Bill James surprised me Tuesday. I figured James, Lawrence's nationally known baseball statistics guru, would know if the Boston Red Sox had knocked baseball's most legendary team out of the record books.
But he didn't.
"Wait a minute," James told me. "It'll take about 20 seconds."
Momentarily, James went to his computer, hit a couple of keys and, sure enough, he confirmed the 2003 Red Sox had indeed compiled a higher slugging percentage than the fabled 1927 New York Yankees.
How about that? The Red Sox didn't even have the best record in the American League and their team slugging percentage of .491 wiped a 76-year-old record off the books. The '27 Yankees, with feared sluggers Babe Ruth and Lou Gehrig, had a .489 slugging percentage.
James was hired by the Red Sox last winter to provide management with data about possible free-agent acquisitions and potential trade prospects. At the time, James received a lot of publicity because baseball teams hire statistical analysts, aka sabremeticians, about as often as thoroughbred owners hire quarterbacks.
James came upon the national baseball scene in the early 1980s with the publication of his controversial but readable Baseball Abstract, a mixture of mathematical formulas and player ratings punctuated with colorful prose. For instance, he once wrote that one team didn't know the difference between a baseball player and a hot-air balloon.
Some of his formulas were over-the-top. Others were inconsequential. Yet he was the first to stress the importance of on-base percentage and slugging percentage.
The 2003 Red Sox are testimony to James' long-held beliefs.
You know about the Red Sox' slugging percentage, but Boston also led the league in on-base percentage (.360). In addition, the Red Sox had the league's highest batting average (by a eye-opening 20 points), scored more runs, hit more doubles and finished second in home runs (one fewer than the Texas Rangers).

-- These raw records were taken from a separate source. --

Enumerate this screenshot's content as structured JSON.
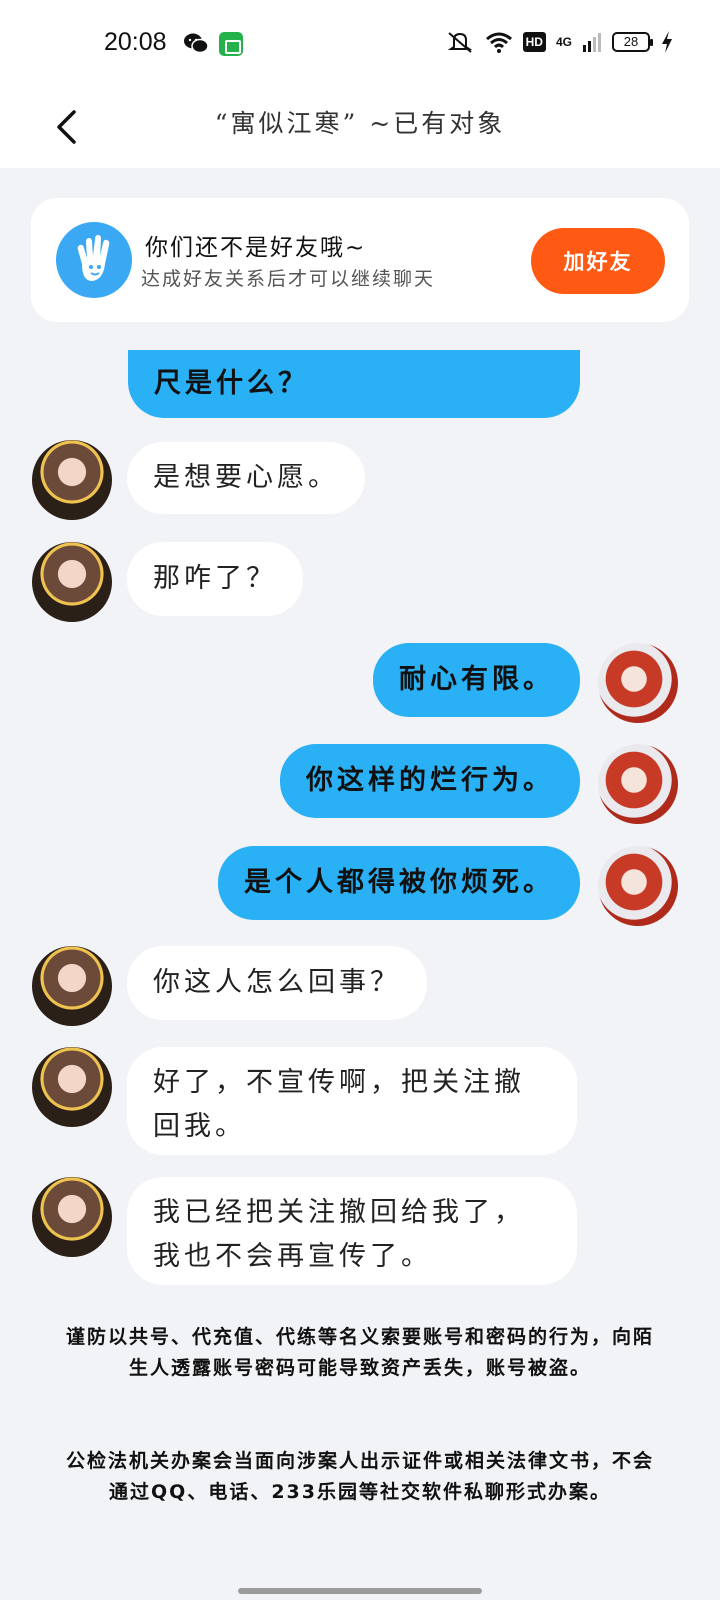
{
  "status_bar": {
    "time": "20:08",
    "hd": "HD",
    "network": "4G",
    "battery": "28"
  },
  "header": {
    "title": "“寓似江寒” ~已有对象"
  },
  "banner": {
    "title": "你们还不是好友哦~",
    "subtitle": "达成好友关系后才可以继续聊天",
    "button": "加好友"
  },
  "messages": [
    {
      "side": "out",
      "text": "尺是什么？"
    },
    {
      "side": "in",
      "text": "是想要心愿。"
    },
    {
      "side": "in",
      "text": "那咋了？"
    },
    {
      "side": "out",
      "text": "耐心有限。"
    },
    {
      "side": "out",
      "text": "你这样的烂行为。"
    },
    {
      "side": "out",
      "text": "是个人都得被你烦死。"
    },
    {
      "side": "in",
      "text": "你这人怎么回事？"
    },
    {
      "side": "in",
      "text": "好了，不宣传啊，把关注撤回我。"
    },
    {
      "side": "in",
      "text": "我已经把关注撤回给我了，我也不会再宣传了。"
    }
  ],
  "notices": [
    "谨防以共号、代充值、代练等名义索要账号和密码的行为，向陌生人透露账号密码可能导致资产丢失，账号被盗。",
    "公检法机关办案会当面向涉案人出示证件或相关法律文书，不会通过QQ、电话、233乐园等社交软件私聊形式办案。"
  ],
  "colors": {
    "outgoing_bubble": "#2ab0f5",
    "incoming_bubble": "#ffffff",
    "add_friend_button": "#ff5a14",
    "background": "#f2f3f7"
  }
}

Boston, in fact, unleashed the most potent offense baseball has seen in years and James deserves at least some of the credit because he is part of the Red Sox' braintrust.
Not that James is trotting out the personal pronouns.
"Some members of the media have overstated my input," he said. "But I do take a lot of pride in what we did as a team."
Naysayers might point out the Red Sox should be a good-hitting team. After all, they play in ancient Fenway Park with its short left-field wall. That may be, but James has always taken park factors into account and he says Fenway has not been a hitter-friendly stadium over the last few years.
"This year, for some reason," he said, "they scored a lot of runs there."
In fact, the Red Sox scored 532 runs at home and 429 on the road. Yet, as James pointed out, "I'll bet that 429 was the most runs a team scored on the road this year."
You'll have to forgive James if he hasn't completed a statistical breakdown on the entire 2003 season. He has other pages to turn. His latest book, compiled with Rob Neyer, is due next spring. It will list hundreds of pitchers and their favorite pitches.
So what was the favorite pitch, I asked him, of Bill James, the right-hander who won 26 games for the Boston Braves of 1914?
"Ah, let me look that up," he replied.
Moments later, I learned from Bill James that Bill James, the old Braves pitcher, relied mostly on the spitball and the change-up. I also was informed that Bill James, a pitcher of the same vintage who was with five major-league clubs, is not in Bill James' new book.
This has no real significance, but Lawrence's Bill James stands 6-foot-4 and the two former major-league pitchers of the same name are listed in the record books at 6-4 and 6-3. James also will tell you that Bob James, a hurler with the White Sox in the '80s, was about his size, too.
"And he had a beard just like me," James said. "His weight was 205, but I think that was his baseball weight. He probably weighed closer to what I do."
Baseball statistical analysts don't have to list their weight, but James is definitely a heavyweight, both on the scales and in the pantheon of baseball sabremetics.